      As far as I am concrned, all of this IoT crap has NO benefits at all except for the companies that are using them to spy on the people who buy them!

  • Lights on in the home are indication that residents are at home! News at 11.

    • by SeaFox ( 739806 )

      Lights on in the home are indication that residents are at home!

      Just like the timer on the table lamp making the lights go on and off like someone's home when you're gone, it wouldn't be that hard to do the same things to add noise to the IoT info. Have an automated recording make unnecessary requests to the Amazon Echo (8pm: recording has Echo play Hootie and the Blowfish songs for a half hour), or send signals to WeMo outlets to turn things on/off.

  • Ah, folks, well known issue in communications. Even if you can't crack the encryption, looking at WHO is talking when, and who is talking to whom (or who broadcasts, and who replies) is well known in ELINT fields, like for decades.
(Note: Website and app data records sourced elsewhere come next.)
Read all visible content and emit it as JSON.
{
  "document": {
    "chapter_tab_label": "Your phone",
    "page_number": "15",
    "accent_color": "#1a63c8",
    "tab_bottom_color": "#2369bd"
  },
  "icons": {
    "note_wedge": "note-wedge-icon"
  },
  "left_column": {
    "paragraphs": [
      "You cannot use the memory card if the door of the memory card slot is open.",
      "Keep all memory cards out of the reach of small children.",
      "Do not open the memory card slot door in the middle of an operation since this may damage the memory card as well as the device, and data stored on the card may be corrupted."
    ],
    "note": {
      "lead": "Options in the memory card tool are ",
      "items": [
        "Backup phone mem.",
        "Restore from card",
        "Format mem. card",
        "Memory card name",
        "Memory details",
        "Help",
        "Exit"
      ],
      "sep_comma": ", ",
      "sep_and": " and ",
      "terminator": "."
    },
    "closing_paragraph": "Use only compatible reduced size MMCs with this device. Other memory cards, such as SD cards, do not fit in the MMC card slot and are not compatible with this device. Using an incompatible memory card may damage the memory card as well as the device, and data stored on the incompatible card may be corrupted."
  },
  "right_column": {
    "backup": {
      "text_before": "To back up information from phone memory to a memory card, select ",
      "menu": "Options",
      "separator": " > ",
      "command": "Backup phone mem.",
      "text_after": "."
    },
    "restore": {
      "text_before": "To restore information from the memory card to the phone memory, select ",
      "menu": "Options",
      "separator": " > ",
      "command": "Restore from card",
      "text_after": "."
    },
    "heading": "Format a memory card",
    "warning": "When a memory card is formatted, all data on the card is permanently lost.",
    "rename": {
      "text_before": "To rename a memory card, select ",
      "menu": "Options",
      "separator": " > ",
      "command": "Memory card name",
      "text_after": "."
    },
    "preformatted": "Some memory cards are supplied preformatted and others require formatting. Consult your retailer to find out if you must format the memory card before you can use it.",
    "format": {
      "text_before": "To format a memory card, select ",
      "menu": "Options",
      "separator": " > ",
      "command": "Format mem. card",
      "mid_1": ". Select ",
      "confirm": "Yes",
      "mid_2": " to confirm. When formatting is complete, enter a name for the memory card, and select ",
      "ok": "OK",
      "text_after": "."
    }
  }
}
The ways around it are known too - false transmissions/replies etc. If I always, and I mean ALWAYS send data at the same rate (by sending non important traffic at all times) make traffic analysis hard, or if I build in code to randomly add bursts of traffic, all this starts to get complex, as now you have to do statistical analysis to see if there really is something there or not.
    Crypto/ELINT guys have worried about this kind of stuff for decades

  • by houghi ( 78078 ) on Monday May 29, 2017 @07:49AM (#54504741)

    I was looking for a remote thing to turn on and of a light. Only one said that the information would be send to a server in China. All the rest did not talk about it and made it appear as if it would only connect to your router and then you could connect to it with your cellphone.

    And I have looked at many of them in several countries. So if I, who understands a little bit about Internet, can almost be fooled in buying one, How will the 95% of the people who have no idea protect themselves?

    People have NO idea what is going to be send, where it is going to be send and how to protect themselves of sending or receiving things.

    Because if they did, we would not getting any more spam.

  • Straw man argument depends on the breaking of the WiFi network. Of course if you're on the network you can monitor activity. However, breaking WiFi remains a serious challenge for over a decade.

    Another non-story.

Machines certainly can solve problems, store information, correlate, and play games -- but not with pleasure. -- Leo Rosten